The peg has to clamp to something, and then you clamp the loom down to something opposite, and it turns out there's not much in the house that both things will clamp onto that are opposite each other, so my habit has been to pull the dining room table out from the wall, then pull out the leaves of the table so it's really long, and clamp the loom to one end, and the peg to the other. It's a little limiting though, since the warp can only be as long as the table. This morning I didn't have anyone to help me pull the table out, and plus I wanted a warp longer than the table, so I started trying other things. I thought that if I clamped the loom to the table on the side, rather than the end, and then found a way to clamp the warping peg to one of the dining room chairs, then I could put the chair far away and opposite to the loom. It was a perfect solution, except that the peg wouldn't clamp to the chair.

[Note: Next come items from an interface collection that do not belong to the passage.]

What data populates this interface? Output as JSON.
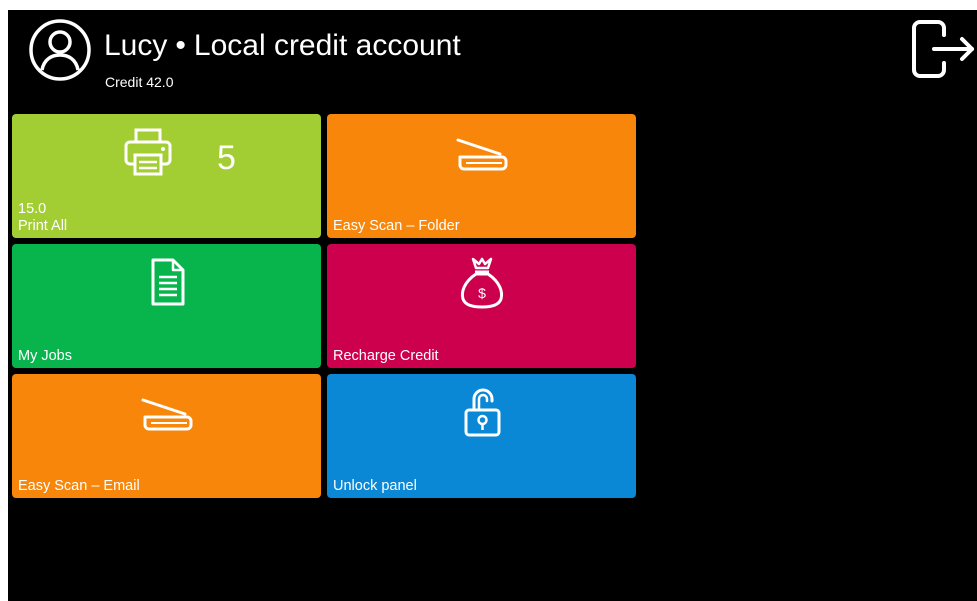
{
  "header": {
    "user_name": "Lucy",
    "separator": "•",
    "account_type": "Local credit account",
    "credit_text": "Credit 42.0"
  },
  "icons": {
    "avatar": "user-circle-icon",
    "logout": "logout-icon"
  },
  "tiles": [
    {
      "id": "print-all",
      "label": "Print All",
      "value": "15.0",
      "count": "5",
      "color": "#a3ce33",
      "icon": "printer-icon"
    },
    {
      "id": "easy-scan-folder",
      "label": "Easy Scan – Folder",
      "color": "#f7860b",
      "icon": "scanner-icon"
    },
    {
      "id": "my-jobs",
      "label": "My Jobs",
      "color": "#08b54d",
      "icon": "document-icon"
    },
    {
      "id": "recharge-credit",
      "label": "Recharge Credit",
      "color": "#cc004d",
      "icon": "money-bag-icon"
    },
    {
      "id": "easy-scan-email",
      "label": "Easy Scan – Email",
      "color": "#f7860b",
      "icon": "scanner-icon"
    },
    {
      "id": "unlock-panel",
      "label": "Unlock panel",
      "color": "#0a87d5",
      "icon": "unlocked-padlock-icon"
    }
  ]
}
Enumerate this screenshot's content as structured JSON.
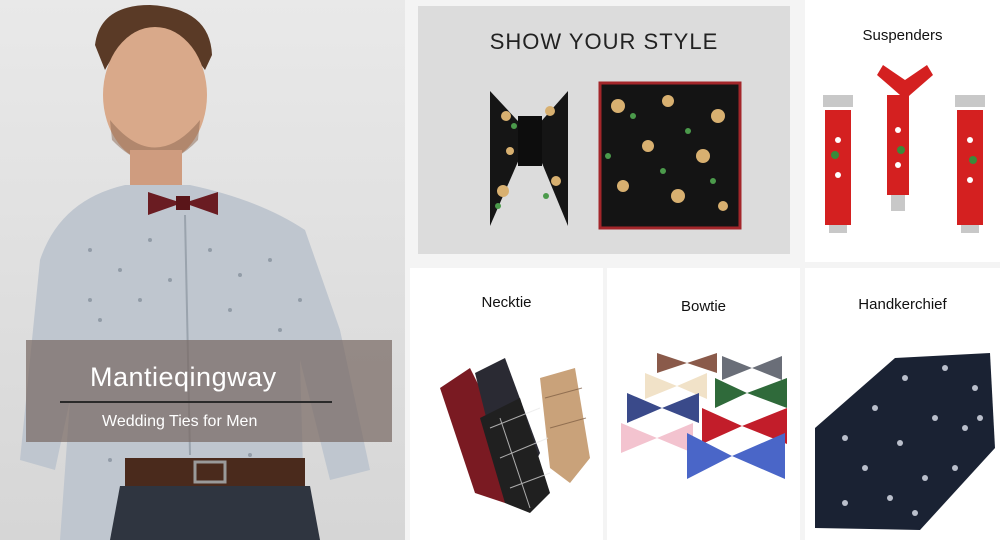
{
  "hero": {
    "brand": "Mantieqingway",
    "tagline": "Wedding Ties for Men"
  },
  "showcase": {
    "title": "SHOW YOUR STYLE"
  },
  "products": {
    "suspenders": "Suspenders",
    "necktie": "Necktie",
    "bowtie": "Bowtie",
    "handkerchief": "Handkerchief"
  },
  "colors": {
    "banner_overlay": "#78695f",
    "accent_red": "#d42020",
    "floral_gold": "#d8b070"
  }
}
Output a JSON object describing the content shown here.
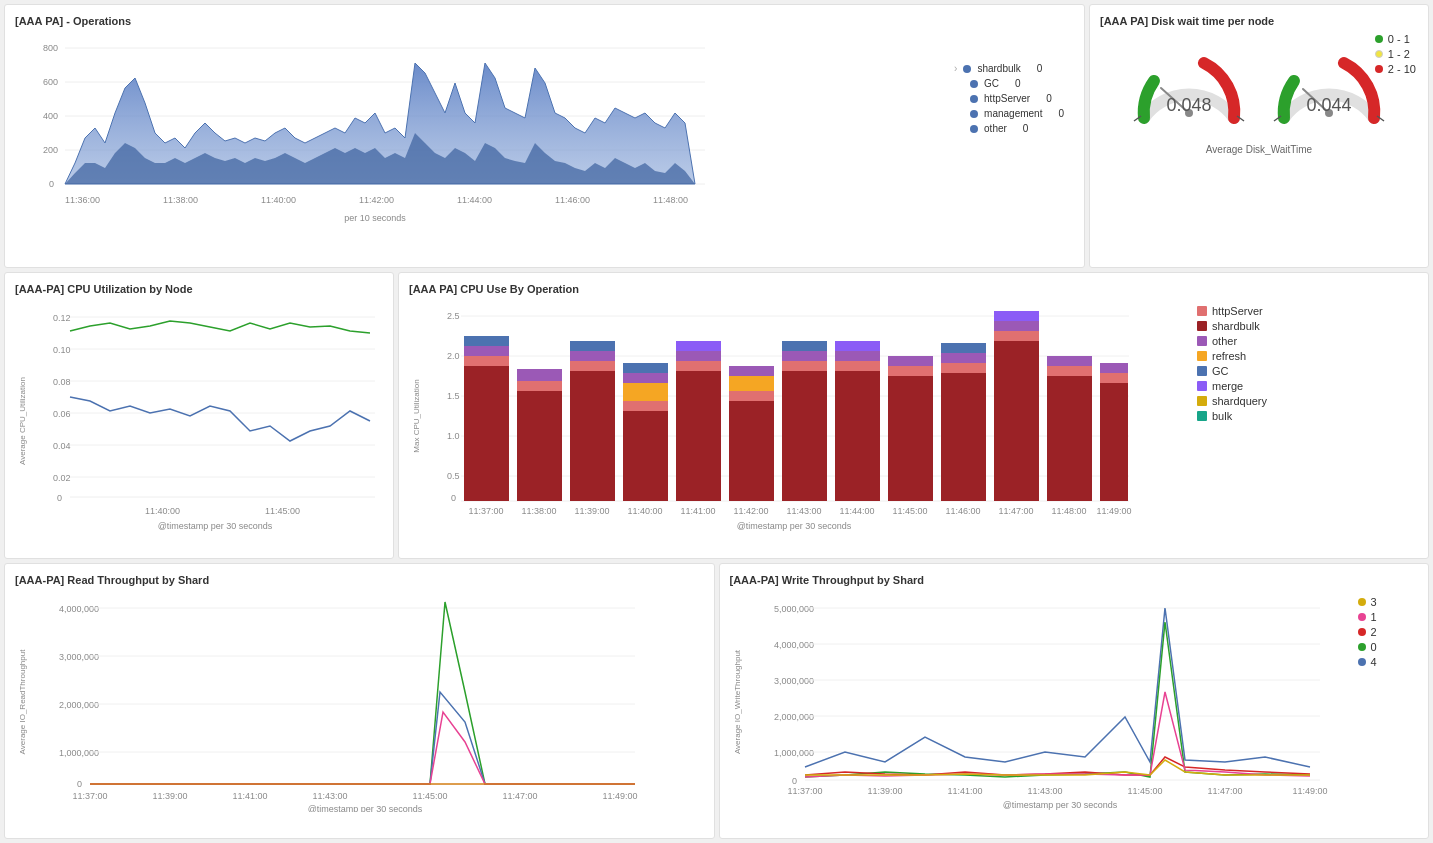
{
  "panels": {
    "ops": {
      "title": "[AAA PA] - Operations",
      "xLabel": "per 10 seconds",
      "yValues": [
        "800",
        "600",
        "400",
        "200",
        "0"
      ],
      "xTimes": [
        "11:36:00",
        "11:38:00",
        "11:40:00",
        "11:42:00",
        "11:44:00",
        "11:46:00",
        "11:48:00"
      ],
      "legend": [
        {
          "label": "shardbulk",
          "value": "0",
          "color": "#4c72b0"
        },
        {
          "label": "GC",
          "value": "0",
          "color": "#4c72b0"
        },
        {
          "label": "httpServer",
          "value": "0",
          "color": "#4c72b0"
        },
        {
          "label": "management",
          "value": "0",
          "color": "#4c72b0"
        },
        {
          "label": "other",
          "value": "0",
          "color": "#4c72b0"
        }
      ]
    },
    "disk": {
      "title": "[AAA PA] Disk wait time per node",
      "legend": [
        {
          "label": "0 - 1",
          "color": "#2ca02c"
        },
        {
          "label": "1 - 2",
          "color": "#f0e442"
        },
        {
          "label": "2 - 10",
          "color": "#d62728"
        }
      ],
      "gauges": [
        {
          "value": "0.048",
          "color": "#888"
        },
        {
          "value": "0.044",
          "color": "#888"
        }
      ],
      "subtitle": "Average Disk_WaitTime"
    },
    "cpuNode": {
      "title": "[AAA-PA] CPU Utilization by Node",
      "yLabel": "Average CPU_Utilization",
      "xLabel": "@timestamp per 30 seconds",
      "yValues": [
        "0.12",
        "0.10",
        "0.08",
        "0.06",
        "0.04",
        "0.02",
        "0"
      ],
      "xTimes": [
        "11:40:00",
        "11:45:00"
      ]
    },
    "cpuOp": {
      "title": "[AAA PA] CPU Use By Operation",
      "yLabel": "Max CPU_Utilization",
      "xLabel": "@timestamp per 30 seconds",
      "yValues": [
        "2.5",
        "2.0",
        "1.5",
        "1.0",
        "0.5",
        "0"
      ],
      "xTimes": [
        "11:37:00",
        "11:38:00",
        "11:39:00",
        "11:40:00",
        "11:41:00",
        "11:42:00",
        "11:43:00",
        "11:44:00",
        "11:45:00",
        "11:46:00",
        "11:47:00",
        "11:48:00",
        "11:49:00"
      ],
      "legend": [
        {
          "label": "httpServer",
          "color": "#e07070"
        },
        {
          "label": "shardbulk",
          "color": "#9b2226"
        },
        {
          "label": "other",
          "color": "#9b59b6"
        },
        {
          "label": "refresh",
          "color": "#f5a623"
        },
        {
          "label": "GC",
          "color": "#4c72b0"
        },
        {
          "label": "merge",
          "color": "#8b5cf6"
        },
        {
          "label": "shardquery",
          "color": "#d4ac0d"
        },
        {
          "label": "bulk",
          "color": "#17a589"
        }
      ]
    },
    "readThroughput": {
      "title": "[AAA-PA] Read Throughput by Shard",
      "yLabel": "Average IO_ReadThroughput",
      "xLabel": "@timestamp per 30 seconds",
      "yValues": [
        "4,000,000",
        "3,000,000",
        "2,000,000",
        "1,000,000",
        "0"
      ],
      "xTimes": [
        "11:37:00",
        "11:39:00",
        "11:41:00",
        "11:43:00",
        "11:45:00",
        "11:47:00",
        "11:49:00"
      ]
    },
    "writeThroughput": {
      "title": "[AAA-PA] Write Throughput by Shard",
      "yLabel": "Average IO_WriteThroughput",
      "xLabel": "@timestamp per 30 seconds",
      "yValues": [
        "5,000,000",
        "4,000,000",
        "3,000,000",
        "2,000,000",
        "1,000,000",
        "0"
      ],
      "xTimes": [
        "11:37:00",
        "11:39:00",
        "11:41:00",
        "11:43:00",
        "11:45:00",
        "11:47:00",
        "11:49:00"
      ],
      "legend": [
        {
          "label": "3",
          "color": "#d4ac0d"
        },
        {
          "label": "1",
          "color": "#e84393"
        },
        {
          "label": "2",
          "color": "#d62728"
        },
        {
          "label": "0",
          "color": "#2ca02c"
        },
        {
          "label": "4",
          "color": "#4c72b0"
        }
      ]
    }
  }
}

I was about twenty minutes into a ridiculously complex plan involving pieces of wood, two C-clamps from the basement and a bungee cord, all in the name of attaching this peg upright to the top of the chair, when I had a stunning realization. I didn't have to attach the peg to the chair.
I could just wind the yarn around the chair. The chair could be one big warping peg. The warping peg isn't the only thing in the whole wide world that you can wind a warp around - and I can't believe how this changes my world view. I can have warps any length now, not just the length of my table, and furthermore, I can stop worrying about losing the warping peg, which frankly, has been a burden. It's not very big, and for as long as my idea about warping involved that peg, I've been worried that I would lose it and then what would I do?
I was feeling ridiculously clever and tickled with myself for figuring this out, and I was about to call a weaving friend and tell them all about my amazing innovation, when I realized two things. First, that it had taken me two years to figure this out, and that's not really something I was proud of, and second... I bet they knew this already, and that calling to tell them how brilliant I was to have engineered this was probably not going to have the effect I wanted. It was going to be more like calling someone to tell them that you've just figured out that you can go both IN and OUT your door, and that's when I decided not to call.
I sat down instead to blog it, because apparently something else I'm going to do for the rest of the year is continually figure out obvious things that make me look dim and then put them on the internet.
Happy New Year.